> [PROBLEM TO WORK ON]:
Everything in the listing that follows should be reproduced exactly except the pictures.
:: DATA PROVIDED ::
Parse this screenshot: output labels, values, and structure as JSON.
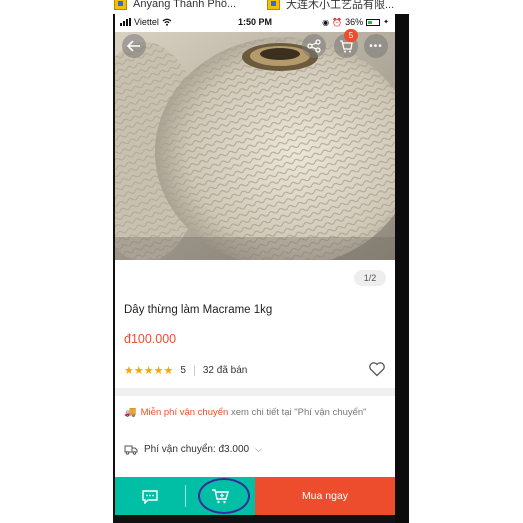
{
  "browser_tabs": [
    {
      "title": "Anyang Thành Phố..."
    },
    {
      "title": "大连木小工艺品有限..."
    }
  ],
  "status_bar": {
    "carrier": "Viettel",
    "time": "1:50 PM",
    "battery": "36%"
  },
  "header": {
    "back_icon": "arrow-left-icon",
    "share_icon": "share-icon",
    "cart_icon": "cart-icon",
    "cart_badge": "5",
    "more_icon": "more-dots-icon"
  },
  "product": {
    "image_counter": "1/2",
    "title": "Dây thừng làm Macrame 1kg",
    "price": "đ100.000",
    "rating_stars": "★★★★★",
    "rating_value": "5",
    "rating": 5,
    "sold": "32 đã bán"
  },
  "shipping": {
    "free_label": "Miễn phí vận chuyển",
    "free_detail": "xem chi tiết tại \"Phí vận chuyển\"",
    "fee_label": "Phí vận chuyển: đ3.000"
  },
  "bottom_bar": {
    "chat_icon": "chat-icon",
    "add_cart_icon": "add-to-cart-icon",
    "buy_label": "Mua ngay"
  },
  "colors": {
    "primary": "#ee4d2d",
    "teal": "#00bfa5",
    "star": "#f6a700",
    "annotation": "#3a2a9a"
  }
}
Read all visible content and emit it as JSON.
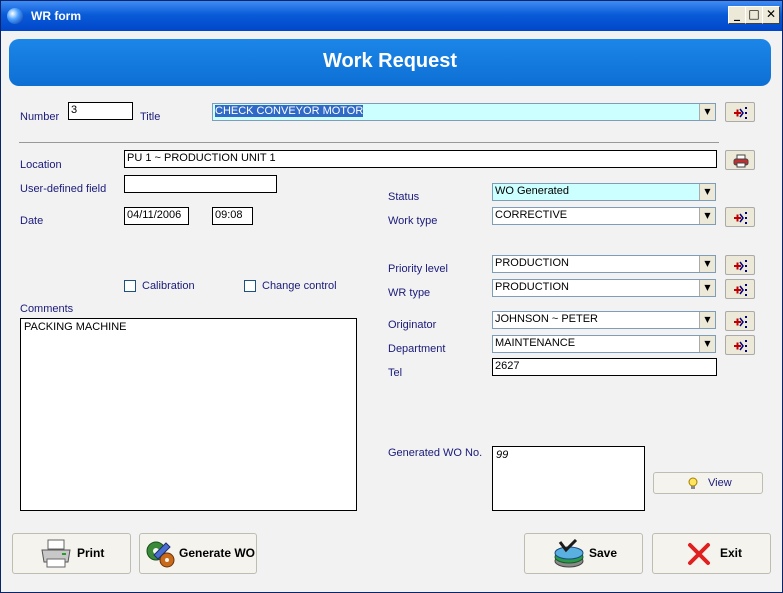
{
  "window": {
    "title": "WR form",
    "minimize": "_",
    "maximize": "□",
    "close": "✕"
  },
  "header": {
    "title": "Work Request"
  },
  "form": {
    "number_label": "Number",
    "number_value": "3",
    "title_label": "Title",
    "title_value": "CHECK CONVEYOR MOTOR",
    "location_label": "Location",
    "location_value": "PU 1 ~ PRODUCTION UNIT 1",
    "user_field_label": "User-defined field",
    "user_field_value": "",
    "date_label": "Date",
    "date_value": "04/11/2006",
    "time_value": "09:08",
    "status_label": "Status",
    "status_value": "WO Generated",
    "work_type_label": "Work type",
    "work_type_value": "CORRECTIVE",
    "calibration_label": "Calibration",
    "change_control_label": "Change control",
    "priority_label": "Priority level",
    "priority_value": "PRODUCTION",
    "wr_type_label": "WR type",
    "wr_type_value": "PRODUCTION",
    "comments_label": "Comments",
    "comments_value": "PACKING MACHINE",
    "originator_label": "Originator",
    "originator_value": "JOHNSON ~ PETER",
    "department_label": "Department",
    "department_value": "MAINTENANCE",
    "tel_label": "Tel",
    "tel_value": "2627",
    "generated_wo_label": "Generated WO No.",
    "generated_wo_value": "99"
  },
  "buttons": {
    "view": "View",
    "print": "Print",
    "generate_wo": "Generate WO",
    "save": "Save",
    "exit": "Exit"
  },
  "colors": {
    "titlebar": "#0a5bd8",
    "banner": "#0d6fd4",
    "highlight_field": "#ccffff",
    "label_text": "#1a1a7a"
  },
  "icons": {
    "app": "app-icon",
    "pick": "list-picker-icon",
    "printer_small": "printer-icon",
    "bulb": "lightbulb-icon",
    "print": "printer-icon",
    "generate": "gears-icon",
    "save": "save-disk-icon",
    "exit": "red-x-icon"
  }
}
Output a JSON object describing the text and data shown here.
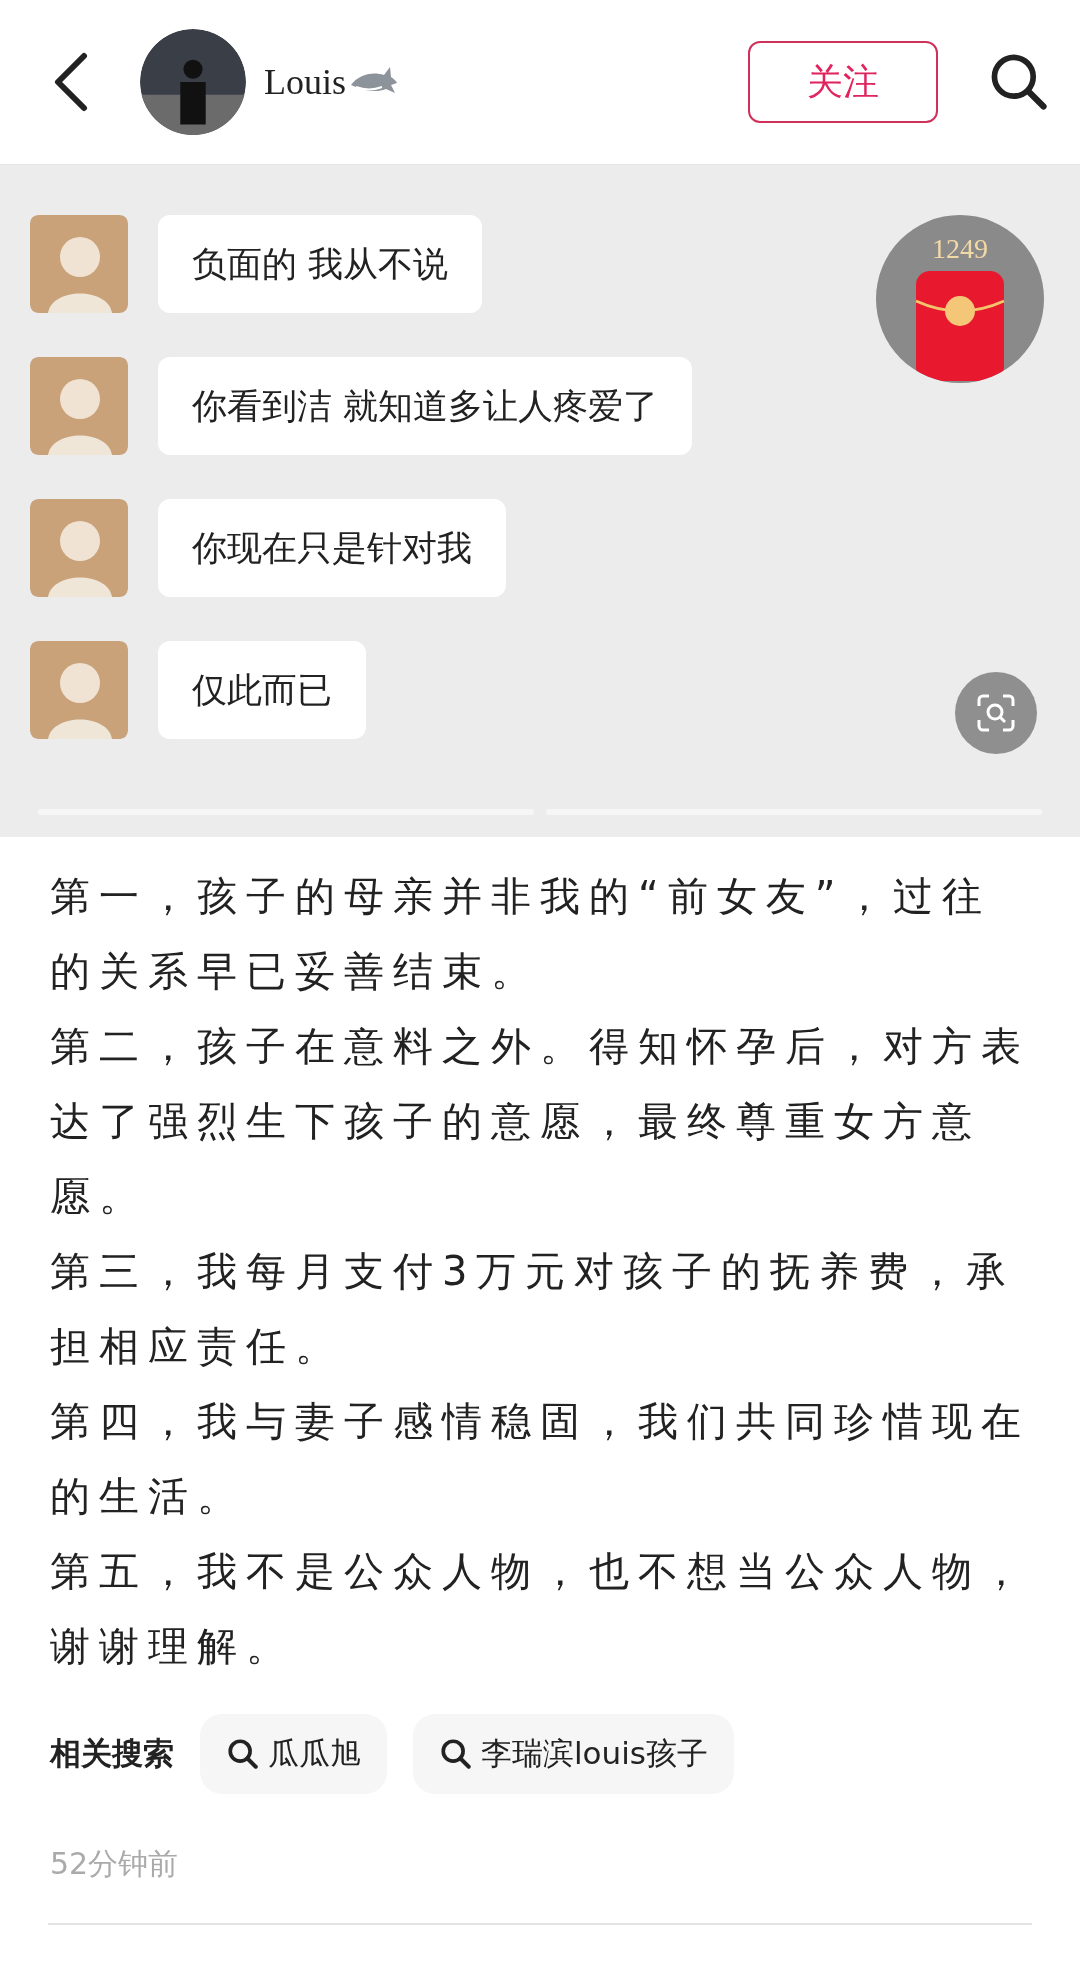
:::
> [EXPECTED OUTPUT]:
Parse this screenshot: output labels, values, and structure as JSON.
{
  "browser_tabs": [
    {
      "title": "Anyang Thành Phố..."
    },
    {
      "title": "大连木小工艺品有限..."
    }
  ],
  "status_bar": {
    "carrier": "Viettel",
    "time": "1:50 PM",
    "battery": "36%"
  },
  "header": {
    "back_icon": "arrow-left-icon",
    "share_icon": "share-icon",
    "cart_icon": "cart-icon",
    "cart_badge": "5",
    "more_icon": "more-dots-icon"
  },
  "product": {
    "image_counter": "1/2",
    "title": "Dây thừng làm Macrame 1kg",
    "price": "đ100.000",
    "rating_stars": "★★★★★",
    "rating_value": "5",
    "rating": 5,
    "sold": "32 đã bán"
  },
  "shipping": {
    "free_label": "Miễn phí vận chuyển",
    "free_detail": "xem chi tiết tại \"Phí vận chuyển\"",
    "fee_label": "Phí vận chuyển: đ3.000"
  },
  "bottom_bar": {
    "chat_icon": "chat-icon",
    "add_cart_icon": "add-to-cart-icon",
    "buy_label": "Mua ngay"
  },
  "colors": {
    "primary": "#ee4d2d",
    "teal": "#00bfa5",
    "star": "#f6a700",
    "annotation": "#3a2a9a"
  }
}
Read all visible content and emit it as JSON.
{
  "window": {
    "title": "WR form",
    "minimize": "_",
    "maximize": "□",
    "close": "✕"
  },
  "header": {
    "title": "Work Request"
  },
  "form": {
    "number_label": "Number",
    "number_value": "3",
    "title_label": "Title",
    "title_value": "CHECK CONVEYOR MOTOR",
    "location_label": "Location",
    "location_value": "PU 1 ~ PRODUCTION UNIT 1",
    "user_field_label": "User-defined field",
    "user_field_value": "",
    "date_label": "Date",
    "date_value": "04/11/2006",
    "time_value": "09:08",
    "status_label": "Status",
    "status_value": "WO Generated",
    "work_type_label": "Work type",
    "work_type_value": "CORRECTIVE",
    "calibration_label": "Calibration",
    "change_control_label": "Change control",
    "priority_label": "Priority level",
    "priority_value": "PRODUCTION",
    "wr_type_label": "WR type",
    "wr_type_value": "PRODUCTION",
    "comments_label": "Comments",
    "comments_value": "PACKING MACHINE",
    "originator_label": "Originator",
    "originator_value": "JOHNSON ~ PETER",
    "department_label": "Department",
    "department_value": "MAINTENANCE",
    "tel_label": "Tel",
    "tel_value": "2627",
    "generated_wo_label": "Generated WO No.",
    "generated_wo_value": "99"
  },
  "buttons": {
    "view": "View",
    "print": "Print",
    "generate_wo": "Generate WO",
    "save": "Save",
    "exit": "Exit"
  },
  "colors": {
    "titlebar": "#0a5bd8",
    "banner": "#0d6fd4",
    "highlight_field": "#ccffff",
    "label_text": "#1a1a7a"
  },
  "icons": {
    "app": "app-icon",
    "pick": "list-picker-icon",
    "printer_small": "printer-icon",
    "bulb": "lightbulb-icon",
    "print": "printer-icon",
    "generate": "gears-icon",
    "save": "save-disk-icon",
    "exit": "red-x-icon"
  }
}
Output a JSON object describing the text and data shown here.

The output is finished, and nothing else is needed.